This week the negotiations in Cyprus over its fragile banking system reached a new low. Cyprus was given a €10bn bailout (they desired €17bn initially) from the Eurozone to recapitalize its banking system, with the price they have to pay for this being dire. This radical bailout plan forces a 9.9% tax on deposits over €100,000, and 6.7% on deposits under €100,000. Unlike previous bailouts in Greece, Portugal or Spain where bond-holders took a big cut, this is the first time a bailout proposal will fund itself from peoples' savings. The signal this is sending is that small savers (not responsible for the crisis) should be punished while the bond-holders who willingly took risks should be protected. Needless to say such a bailout proposal is very likely to turn into a disaster for the domestic economy.

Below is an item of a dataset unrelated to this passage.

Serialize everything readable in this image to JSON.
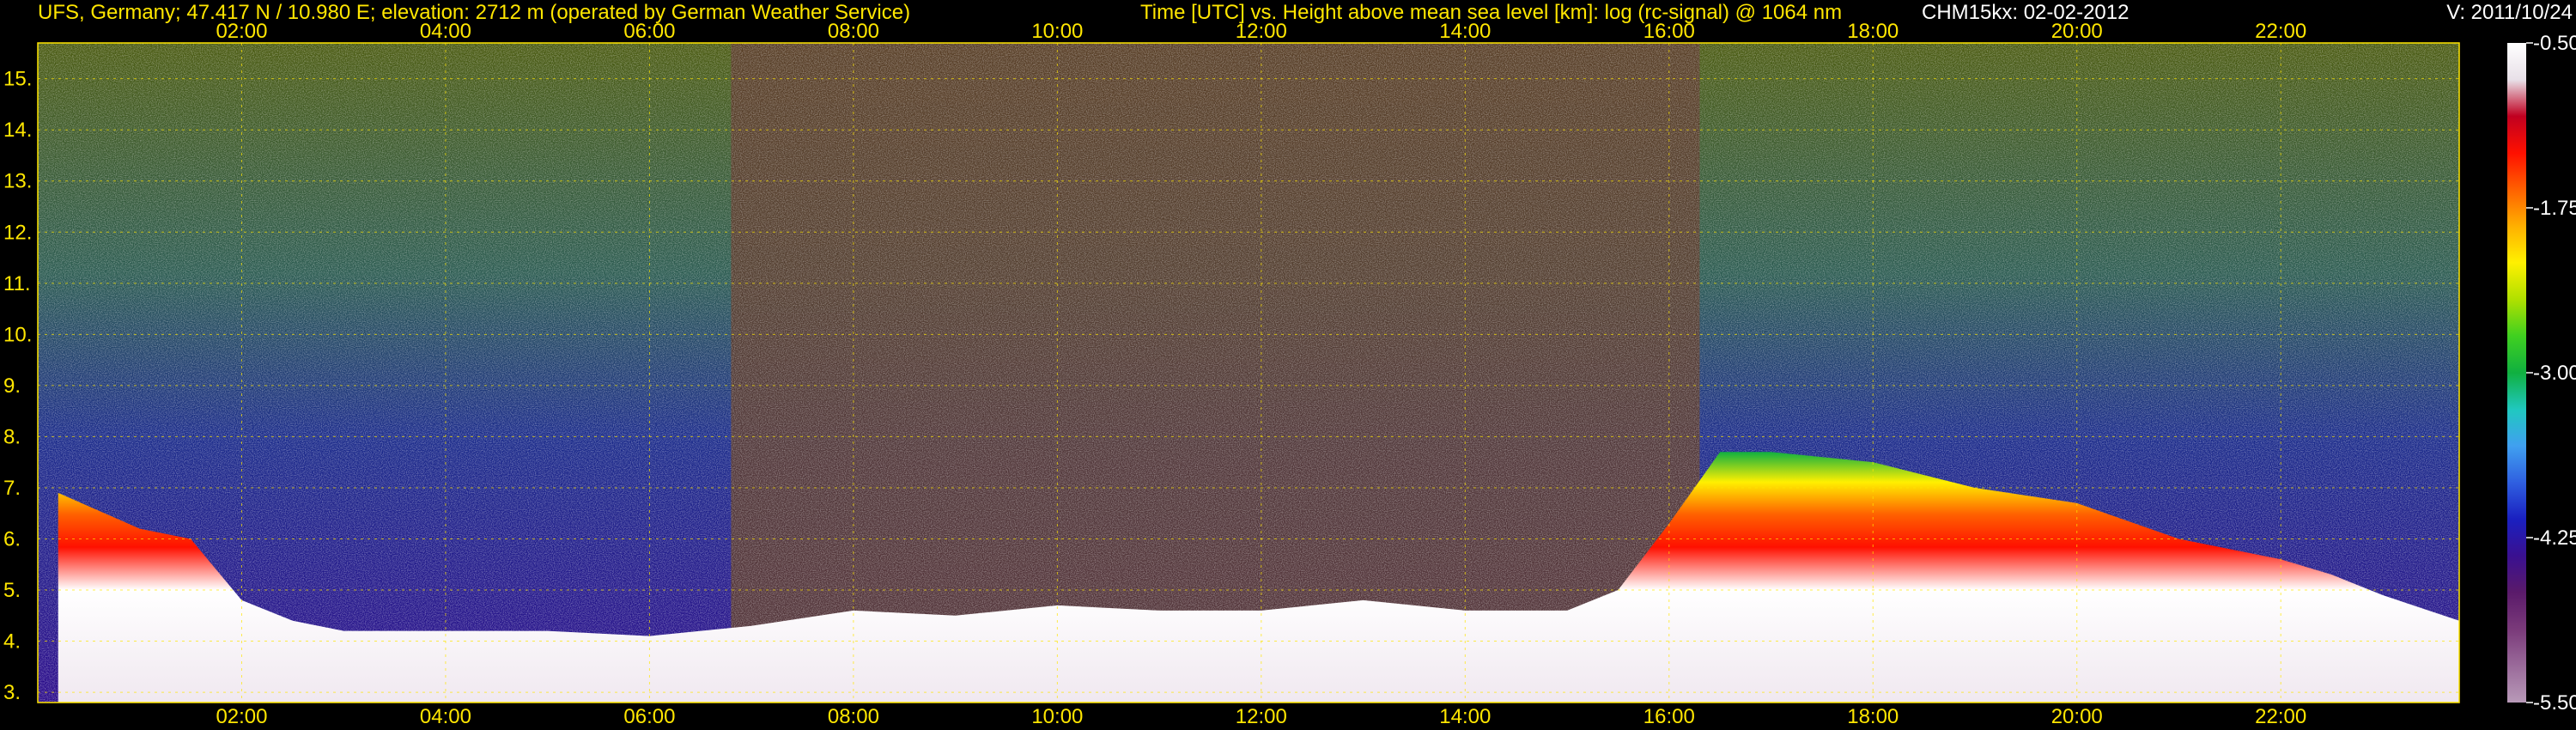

Investors were spooked, the people went to the streets, mainly to pull out their money from banks, while markets dropped at the sight of such news at the start of trading day on Monday.
This time the policymakers actually caused a bank run. Touching into people's savings is an extremely risky policy, particularly if it comes from a government considered to be incompetent. The situation resembles the one that has happened in Argentina in 2001 under the Corralito, where an exchange rate depreciation was made that has reduced the people's savings by three quarters. This is what caused huge riots and an immediate bankruptcy of the Argentine economy. Even though things aren't as radical in Cyprus at the moment, the Argentine case is a good example of what happens when peoples' savings are tampered with. It leads to panic, bank runs, riots and protests, immense political instability, great economic distress and altogether it completely rules out any chance for recovery any time soon.
It's not only the immediate problem of capital flight; such a move would trigger an even worse long-term deal where savers will be completely discouraged from ever depositing their money in Cypriot banks. Both domestic residents and particularly foreigners. It won't be long until a number of Russian citizens (who account for half of the deposits in the country) start pulling their money out of Cyprus. It seems that Cyprus will be a tax haven no more (they were forced to raise their corporate tax rates by 2.5 percentage points as well). And this was actually the crucial part of the negotiations over the plan. It is easy to understand why Eurozone (Germany) was reluctant to drop a lot of money on Cyprus only to save wealthy Russians.
|The markets reacted with disturbance after the bailout|
deal was initially announced. The bounce back could
have been explained by the fact that Cypriots rejected
the proposal, which would be a precedent where a
rejection of the bailout proposal sent positive signals
onto the market. Enough said. Source: The Economist
So, even if we can somehow justify the tax rate on deposits higher than €100,000, as this will mostly strike wealthy Russian depositors with money of dubious origin (so it is claimed), the levy on small savers is completely unfair and self-defeating. But there could be an explanation for this as well. Schumpeter, the columnist in the Economist, has a good idea why: "The most plausible explanation is that the Cypriot government itself preferred to spread the pain rather than wipe out non-resident depositors and jeopardise its long-term prospects as an offshore financial centre for Russian and other money."
Regardless of their motives, the idea is still an economic disaster, particularly if one thinks of how this news will transcend itself across the continent. This is a dangerous precedent that discourages savings and keeping money in banks. With enough problems as it is with banks not lending, more people pulling their money out and lowering their deposits would stifle bank lending even further, thus completely diminishing Eurozone's chances for recovery. And this time the blame will fall on Europe's policymakers who are proving to be completely incompetent in solving crisis situations. Greece and Spain were good examples of this, Italy shot itself in the foot, and now Cyprus is likely to turn into the worse solution yet.
I will end with the following thought:
"The bail-out appears to move Europe further away from the institutional reforms that are needed to resolve the crisis once and for all. Rather than using the European Stability Mechanism to recapitalise banks, and thereby weaken the link between banks and their governments, the euro zone continues to equate bank bail-outs with sovereign bail-outs. As for debt mutualisation, after imposing losses on local depositors, the price of support from the rest of Europe is arguably costlier now than it ever has been."
P.S. I have been corrected that the tax levy is not a tax on deposits per se. It is a one-off levy for which the depositors will be compensated by with the equivalent amount in shares in their banks. For more details see here.
Oh, and the banks have been shut until Thursday to avoid a bank run until the deal is done. Parliament is scheduled to vote for the deal later today, and it is expected to change the levy for small depositors.